The activity in the center is organized in short pilot projects and longer strategic projects. At the moment, we have 19 such projects that are divided on the four thematic innovation areas of the centre and some that are cross-cutting across the innovation ares.
Sustainable Food Production
- Improve forecasts based on the dry summer of 2018
- Forecasting of sea surface temperature for fish farms
- User panel for the agricultural sector
- Prediction of the first frost of the fall/winter season
- Modelling potato and onion crop production and demand
- Designing the potato of the future
- The effect of climate change on Norwegian potato production
- Vulnerability analysis for fruit and vegetables to “compound events”
- Political implications of using seasonal forecasts in the agricultural negotiations
- Forecasting of sea ice for the shipping market
- The effect of ocean temperature on hull fouling during port calls and the consequences for later fuel consumption
- Forecasting of fuel consumption on ship tracks based on probability forecast of weather
- Forecasting of water levels in Argentinian rivers
- Use of seasonal forecasts in hydrological models
- Exploring skill in using multi-year climate forecasts in the hydro-power sector
- Use of seasonal forecasts in projections of electricity prices
- Developing better monthly forecasts for the energy sector based on machine learning
- How to understand and consider climate risk?
- Wind forecasts on S2S time scales
- Connecting seasonal forecasts to insurance data
- Handling of climate risk in the finance sector
- Improving forecasts from NorCPM
- Monthly forecasts on Yr.no
- Language and uncertainty – how do we talk about and how do we understand uncertainty?
- Inclusion of monthly forecasts in operational weather services
- Adaptation and accessibility of NorCPM data for end-users.
- Use of observed correlations to improve monthly forecasts
- Precipitation forecasts over South America on interannual to decadal time scale
Seasonal Forecasting Engine
The aim of SFE is to develop a state-of-the-art operational seasonal climate prediction system for Northern Europe and the Arctic. Our motivation is that many companies and public stakeholders face climate-related risks that must be managed to stay competitive and to protect life, property and the environment. Tailored seasonal predictions can be helpful tools for risk mitigation, and they can guide more efficient use of resources in many sectors of society, including agriculture, energy, water, transportation, and insurance. To our users, the SFE will be accessible through a flexible interface which can be queried to obtain predictions of relevant climate indices and variables. Under the hood, our ‘engine’ consists of statistical algorithms that merge vast amounts of data into unified forecasts.

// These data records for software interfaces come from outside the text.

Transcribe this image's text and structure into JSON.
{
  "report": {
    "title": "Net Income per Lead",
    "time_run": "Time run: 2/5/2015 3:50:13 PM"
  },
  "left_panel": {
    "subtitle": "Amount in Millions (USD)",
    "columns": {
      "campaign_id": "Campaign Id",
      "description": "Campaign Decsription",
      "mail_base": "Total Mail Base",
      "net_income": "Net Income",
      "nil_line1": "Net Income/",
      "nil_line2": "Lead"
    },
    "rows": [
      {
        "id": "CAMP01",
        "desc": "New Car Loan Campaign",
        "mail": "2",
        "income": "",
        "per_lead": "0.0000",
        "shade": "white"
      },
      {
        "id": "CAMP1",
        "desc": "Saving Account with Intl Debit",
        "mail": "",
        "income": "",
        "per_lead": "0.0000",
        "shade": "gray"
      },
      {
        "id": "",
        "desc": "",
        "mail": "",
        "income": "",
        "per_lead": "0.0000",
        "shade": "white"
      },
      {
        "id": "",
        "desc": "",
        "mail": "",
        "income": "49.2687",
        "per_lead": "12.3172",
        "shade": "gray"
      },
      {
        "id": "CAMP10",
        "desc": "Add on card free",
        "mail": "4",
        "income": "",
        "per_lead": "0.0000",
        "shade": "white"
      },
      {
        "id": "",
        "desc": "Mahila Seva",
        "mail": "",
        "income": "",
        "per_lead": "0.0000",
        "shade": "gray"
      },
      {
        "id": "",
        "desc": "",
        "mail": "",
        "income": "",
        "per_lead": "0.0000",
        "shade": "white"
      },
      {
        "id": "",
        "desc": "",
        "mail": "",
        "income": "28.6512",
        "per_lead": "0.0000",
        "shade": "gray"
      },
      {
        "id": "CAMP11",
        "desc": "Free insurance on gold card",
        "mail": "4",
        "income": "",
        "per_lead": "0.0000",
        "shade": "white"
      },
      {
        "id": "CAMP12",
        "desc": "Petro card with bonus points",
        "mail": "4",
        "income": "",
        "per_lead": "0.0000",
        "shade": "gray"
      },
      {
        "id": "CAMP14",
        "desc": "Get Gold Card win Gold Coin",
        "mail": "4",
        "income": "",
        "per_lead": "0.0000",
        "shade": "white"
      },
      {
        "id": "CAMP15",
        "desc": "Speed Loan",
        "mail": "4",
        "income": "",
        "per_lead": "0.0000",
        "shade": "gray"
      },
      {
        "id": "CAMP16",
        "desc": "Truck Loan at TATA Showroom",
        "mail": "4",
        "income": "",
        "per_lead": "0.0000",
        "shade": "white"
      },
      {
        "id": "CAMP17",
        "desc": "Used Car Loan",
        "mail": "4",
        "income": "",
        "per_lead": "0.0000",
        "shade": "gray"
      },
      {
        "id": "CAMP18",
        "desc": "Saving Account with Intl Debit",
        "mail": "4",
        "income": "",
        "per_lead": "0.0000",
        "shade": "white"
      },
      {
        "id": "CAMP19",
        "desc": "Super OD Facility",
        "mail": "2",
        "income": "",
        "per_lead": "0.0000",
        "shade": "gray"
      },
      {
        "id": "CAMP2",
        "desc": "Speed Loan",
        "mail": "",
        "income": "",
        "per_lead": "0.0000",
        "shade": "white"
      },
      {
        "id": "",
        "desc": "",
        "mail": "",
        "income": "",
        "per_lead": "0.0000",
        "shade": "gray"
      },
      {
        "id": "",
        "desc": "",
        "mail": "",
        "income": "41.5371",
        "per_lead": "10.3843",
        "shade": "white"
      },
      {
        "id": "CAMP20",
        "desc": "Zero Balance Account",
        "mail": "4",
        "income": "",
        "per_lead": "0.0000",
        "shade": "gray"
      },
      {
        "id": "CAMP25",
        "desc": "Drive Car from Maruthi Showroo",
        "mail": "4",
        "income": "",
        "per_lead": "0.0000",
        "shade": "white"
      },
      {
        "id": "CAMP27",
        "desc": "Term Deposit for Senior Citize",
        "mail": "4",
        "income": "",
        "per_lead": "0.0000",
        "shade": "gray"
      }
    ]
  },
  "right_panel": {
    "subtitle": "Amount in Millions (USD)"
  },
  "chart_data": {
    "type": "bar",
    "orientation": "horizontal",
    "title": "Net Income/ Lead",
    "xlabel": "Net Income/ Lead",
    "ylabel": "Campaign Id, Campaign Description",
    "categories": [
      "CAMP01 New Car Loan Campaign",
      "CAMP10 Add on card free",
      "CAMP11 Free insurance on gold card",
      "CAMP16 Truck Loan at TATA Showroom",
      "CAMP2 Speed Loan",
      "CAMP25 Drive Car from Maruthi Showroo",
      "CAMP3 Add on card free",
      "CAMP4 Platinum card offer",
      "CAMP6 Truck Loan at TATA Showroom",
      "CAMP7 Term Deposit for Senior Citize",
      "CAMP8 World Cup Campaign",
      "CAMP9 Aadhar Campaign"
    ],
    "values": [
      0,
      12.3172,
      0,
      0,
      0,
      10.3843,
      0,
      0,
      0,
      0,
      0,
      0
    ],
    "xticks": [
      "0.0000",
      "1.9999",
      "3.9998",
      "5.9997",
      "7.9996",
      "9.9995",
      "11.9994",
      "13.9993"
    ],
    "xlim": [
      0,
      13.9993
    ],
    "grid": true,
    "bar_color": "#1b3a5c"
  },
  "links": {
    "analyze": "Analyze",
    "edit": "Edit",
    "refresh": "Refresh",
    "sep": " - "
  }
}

Bjerknes Climate Prediction Unit
The BCPU’s primary objective is to enhance climate prediction to the level where it benefits society, and thus facilitate the needed transition to operational forecasts. The centre focuses on predicting climate in the Atlantic-to-Arctic sector and surrounding continents from a season to a decade and beyond.

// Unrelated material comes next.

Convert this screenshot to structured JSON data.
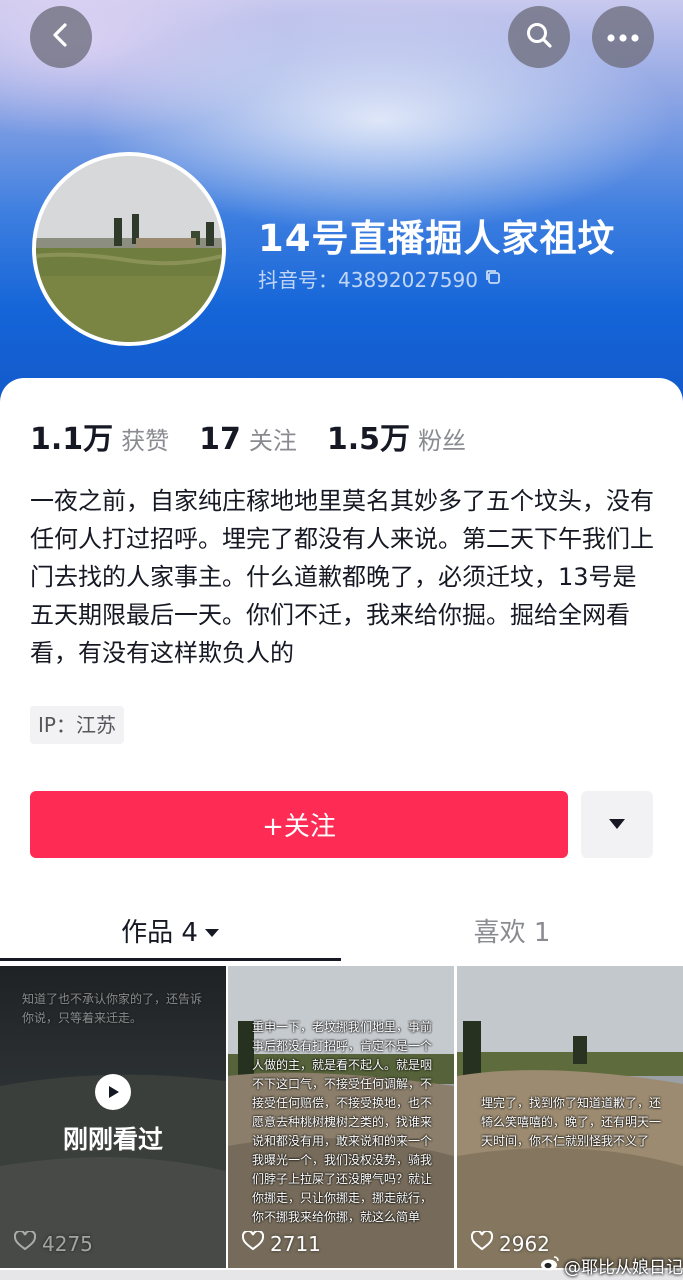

CONFER is a multi-national collaboration to bolster resilience to climate impacts and reduce disaster risk in East Africa, potentially reaching 365 million people in eleven countries. Our main objective is to co-develop dedicated climate services for the water, energy and food security sectors with stakeholders and end-users, to enhance their ability to plan for and adapt to seasonal climate fluctuations. The scientific work in CONFER is ambitious and aims to break new ground along three inter-related tracks. First, we will secure end-user engagement by using the Greater Horn of Africa Climate Outlook Fora, which are held three times per year and attract about 200 stakeholders, as platforms for co-production of new and dedicated climate services for our focus sectors. Second, we will improve on the accuracy and local detail of numerical prediction model outputs for East Africa, with a particular focus on seasonal prediction. Third, we will develop statistical and machine learning tools to obtain a new level of seasonal forecast skill based on numerical models and high- resolution satellite data. We will also involve our scientific experts in a large training and capacity development programme designed to enhance climate information uptake in our focus sectors. Read more on the CONFER project’s website.